With new requirements starting to take effect from 1 January 2024 for some companies, it is important to determine whether CRSD applies to your business.

What are the current reporting requirements?

From 2016, NFRD required certain large public-interest companies, (listed companies, banks, insurance companies, designated public-interest entities), with more than 500 employees to disclose information on the way they operate and manage social and environmental challenges.

Affected companies are required to report how sustainability issues affect their performance, position and development, (the ‘outside-in’ perspective), and their impact on people and the environment, (the ‘inside-out’ perspective), known collectively as ‘double materiality’.

What has prompted the changes within CSRD?

The European Commission committed itself to a review of the NFRD in the European Green Deal and its 2020 Work Programme. This is based on a belief that:

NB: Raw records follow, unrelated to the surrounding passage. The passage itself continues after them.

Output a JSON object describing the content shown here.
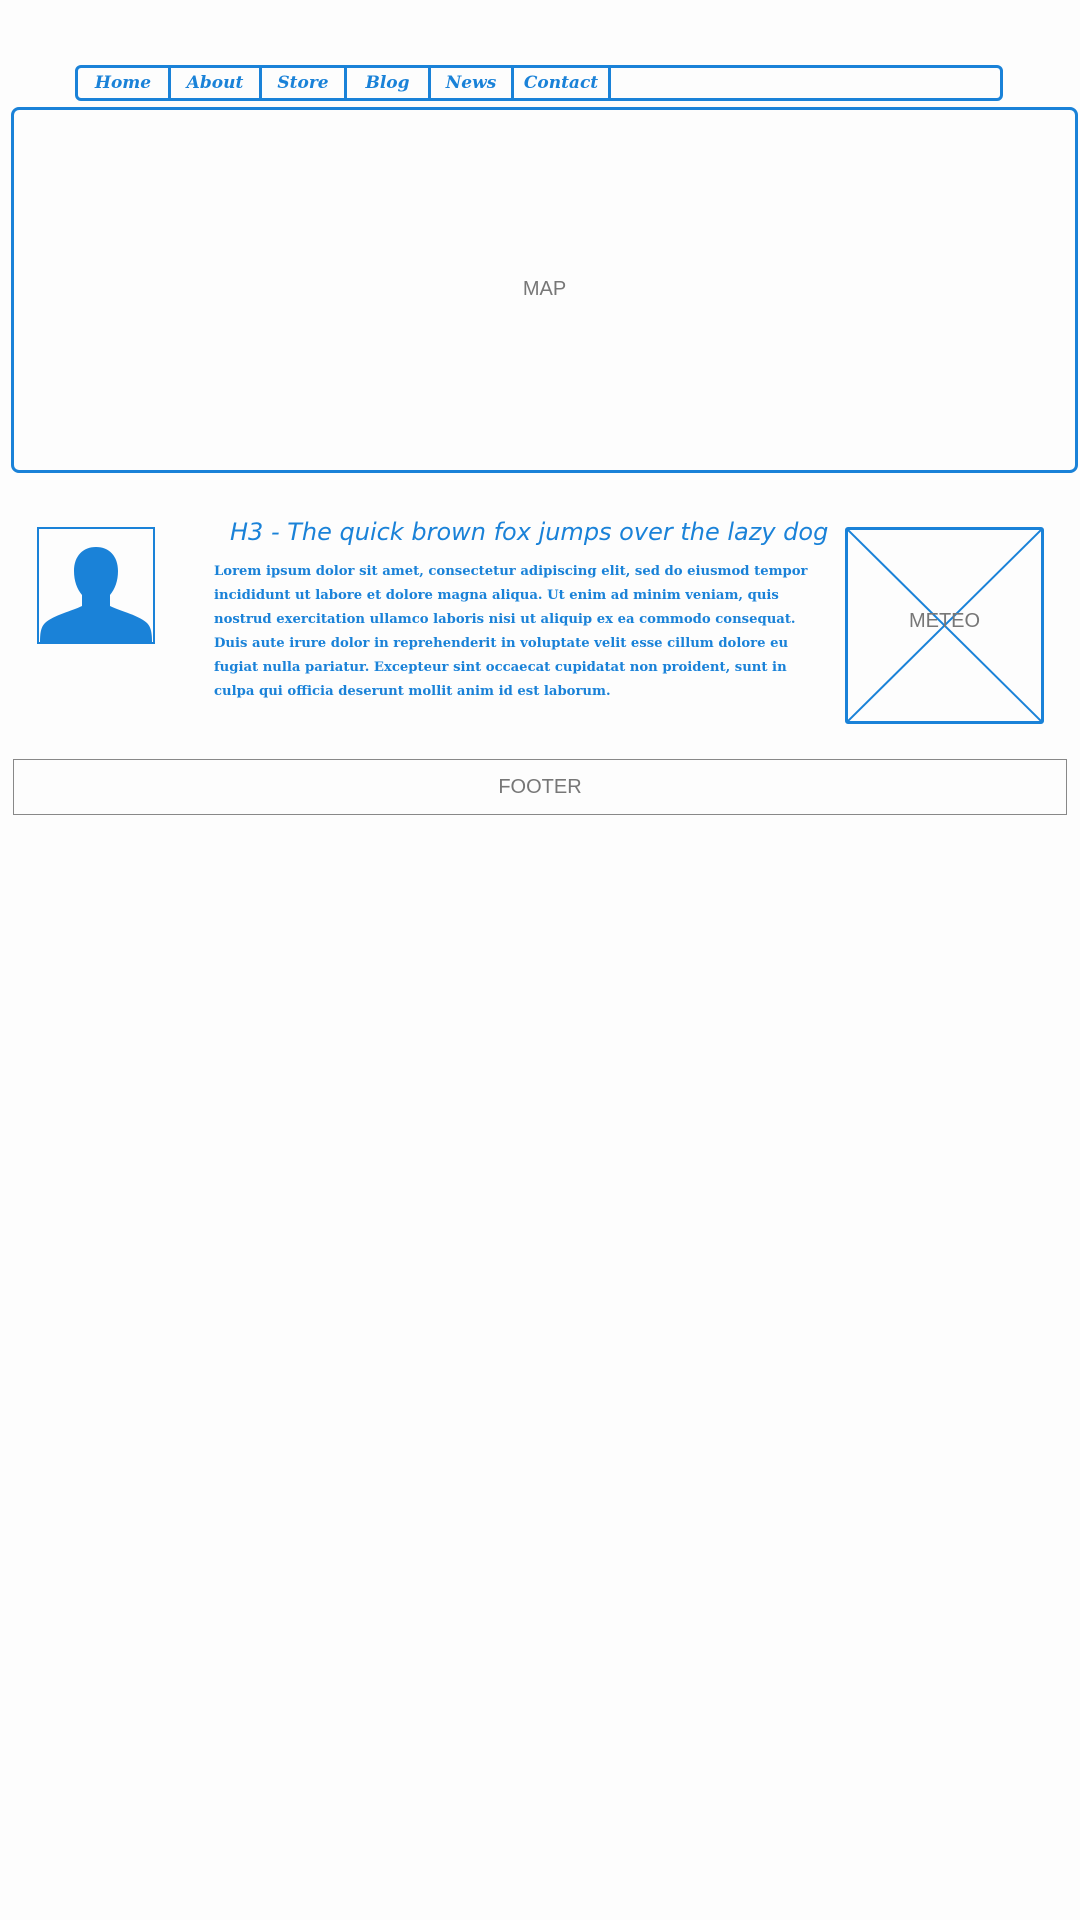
{
  "nav": {
    "items": [
      {
        "label": "Home"
      },
      {
        "label": "About"
      },
      {
        "label": "Store"
      },
      {
        "label": "Blog"
      },
      {
        "label": "News"
      },
      {
        "label": "Contact"
      }
    ]
  },
  "map": {
    "label": "MAP"
  },
  "content": {
    "heading": "H3 - The quick brown fox jumps over the lazy dog",
    "paragraph": "Lorem ipsum dolor sit amet, consectetur adipiscing elit, sed do eiusmod tempor incididunt ut labore et dolore magna aliqua. Ut enim ad minim veniam, quis nostrud exercitation ullamco laboris nisi ut aliquip ex ea commodo consequat. Duis aute irure dolor in reprehenderit in voluptate velit esse cillum dolore eu fugiat nulla pariatur. Excepteur sint occaecat cupidatat non proident, sunt in culpa qui officia deserunt mollit anim id est laborum."
  },
  "avatar": {
    "icon": "user-silhouette-icon"
  },
  "meteo": {
    "label": "METEO",
    "icon": "image-placeholder-icon"
  },
  "footer": {
    "label": "FOOTER"
  },
  "colors": {
    "accent": "#1a82d8",
    "label_gray": "#777777"
  }
}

  • investors want to better understand the risks/opportunities created by sustainability issues, as well as the impacts of those investments on people and the environment
  • NGOs, social partners and other stakeholders want to hold companies to greater account for the impact of their activities on people and the environment.

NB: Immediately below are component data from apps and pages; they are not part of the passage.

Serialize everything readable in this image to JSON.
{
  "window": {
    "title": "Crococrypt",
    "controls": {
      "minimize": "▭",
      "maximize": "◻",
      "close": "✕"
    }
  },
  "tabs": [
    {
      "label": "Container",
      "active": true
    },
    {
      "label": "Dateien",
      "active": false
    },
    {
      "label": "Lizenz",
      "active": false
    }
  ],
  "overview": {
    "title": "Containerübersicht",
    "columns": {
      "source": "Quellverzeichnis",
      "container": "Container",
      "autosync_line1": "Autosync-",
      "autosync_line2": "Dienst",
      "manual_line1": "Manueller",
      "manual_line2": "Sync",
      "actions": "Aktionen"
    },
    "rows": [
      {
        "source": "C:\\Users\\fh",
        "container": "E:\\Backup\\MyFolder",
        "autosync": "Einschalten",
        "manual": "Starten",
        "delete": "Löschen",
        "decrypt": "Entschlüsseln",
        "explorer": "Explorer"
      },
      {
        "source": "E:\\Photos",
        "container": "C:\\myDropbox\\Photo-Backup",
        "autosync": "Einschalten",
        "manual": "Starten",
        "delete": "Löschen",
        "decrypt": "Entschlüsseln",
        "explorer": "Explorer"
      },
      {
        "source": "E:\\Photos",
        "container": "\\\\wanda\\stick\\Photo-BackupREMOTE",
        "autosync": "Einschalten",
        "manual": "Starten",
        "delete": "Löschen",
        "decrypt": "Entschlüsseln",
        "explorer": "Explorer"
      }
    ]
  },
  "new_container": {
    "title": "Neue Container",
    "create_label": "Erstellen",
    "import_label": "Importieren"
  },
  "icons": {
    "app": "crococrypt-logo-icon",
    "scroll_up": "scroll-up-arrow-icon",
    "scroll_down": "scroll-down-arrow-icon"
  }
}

CSRD aims to improve publicly available information about the risks that sustainability issues present for companies, and the impacts of companies themselves on people and the environment.

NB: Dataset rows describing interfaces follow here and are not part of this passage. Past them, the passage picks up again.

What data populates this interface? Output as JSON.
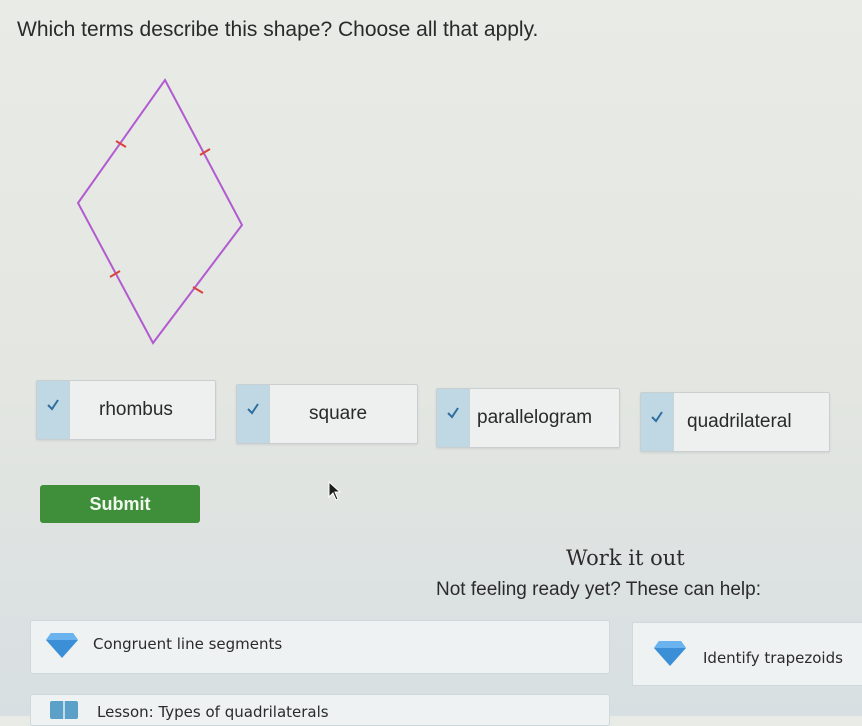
{
  "question": "Which terms describe this shape? Choose all that apply.",
  "choices": [
    {
      "label": "rhombus",
      "checked": true
    },
    {
      "label": "square",
      "checked": true
    },
    {
      "label": "parallelogram",
      "checked": true
    },
    {
      "label": "quadrilateral",
      "checked": true
    }
  ],
  "submit_label": "Submit",
  "work": {
    "title": "Work it out",
    "subtitle": "Not feeling ready yet? These can help:"
  },
  "help_links": [
    {
      "label": "Congruent line segments",
      "icon": "diamond-gem-icon"
    },
    {
      "label": "Identify trapezoids",
      "icon": "diamond-gem-icon"
    },
    {
      "label": "Lesson: Types of quadrilaterals",
      "icon": "lesson-book-icon"
    }
  ],
  "colors": {
    "shape_stroke": "#b25bd0",
    "tick_marks": "#d9443b",
    "check_box": "#bfd8e4",
    "check_mark": "#2f6fa0",
    "submit_bg": "#3f8f3a",
    "gem": "#3a8fd6"
  }
}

Who will CSRD apply to?

In addition to applying to listed companies, CSRD applies to:

  • unlisted large undertakings. A company is a large undertaking where it exceeds at least two of the following:
    - balance sheet total of EUR 20 million
    - net turnover of EUR 40 million
    - an average number of employees during the financial year of 250
  • non-EU companies with substantial activity in the EU market, (that is, annual turnover in the EU of EUR 150 million or more)
  • listed SMEs, (listed on EU regulated markets).

It is expected that approximately 49,000 companies will be required to report sustainability information in the future, compared with 11,700 companies currently under NFRD.

What must companies do to comply?

The draft standards are being developed by the European Financial Reporting Advisory Group, (EFRAG), with the first set of standards due to be adopted by October 2022.

Standards will align, where possible, with global standard-setting initiatives such as GRI and the ISSB Standards, but they also aim to link other EU legislation and initiatives such as the Sustainable Finance Disclosure Regulation and the EU Taxonomy Regulation.

The cost of achieving compliance with these new requirements is estimated at EUR 1.2 billion in one-off costs and EUR 3.6 billion in annual recurring costs.

When will CSRD take effect?

The application of the regulation will take place in three stages:

  • 1 January 2024 for companies already subject to the NFRD
  • 1 January 2025 for large companies that are not presently subject to the NFRD
  • 1 January 2026 for listed SMEs and others.

Companies potentially affected by the CSRD should act now to:

  • determine whether/how CSRD impacts their activities
  • review existing ESG ratings, frameworks and disclosures against proposed EU sustainability reporting standards
  • conduct a gap assessment to ascertain required improvements
  • begin the process of implementing any required changes.

For further information, sign up free to the Institute of Environmental Management and Assessment (IEMA) webinar - EU Corporate Due Diligence Directive - taking place on 22 July, 12:30 - 13:00 where Weightmans Partner, Simon Colvin will be providing further insight into this topic.

The Environment Team at Weightmans will continue to keep you updated on developments in this area and can offer support with your ESG strategies and preparation for CSDD.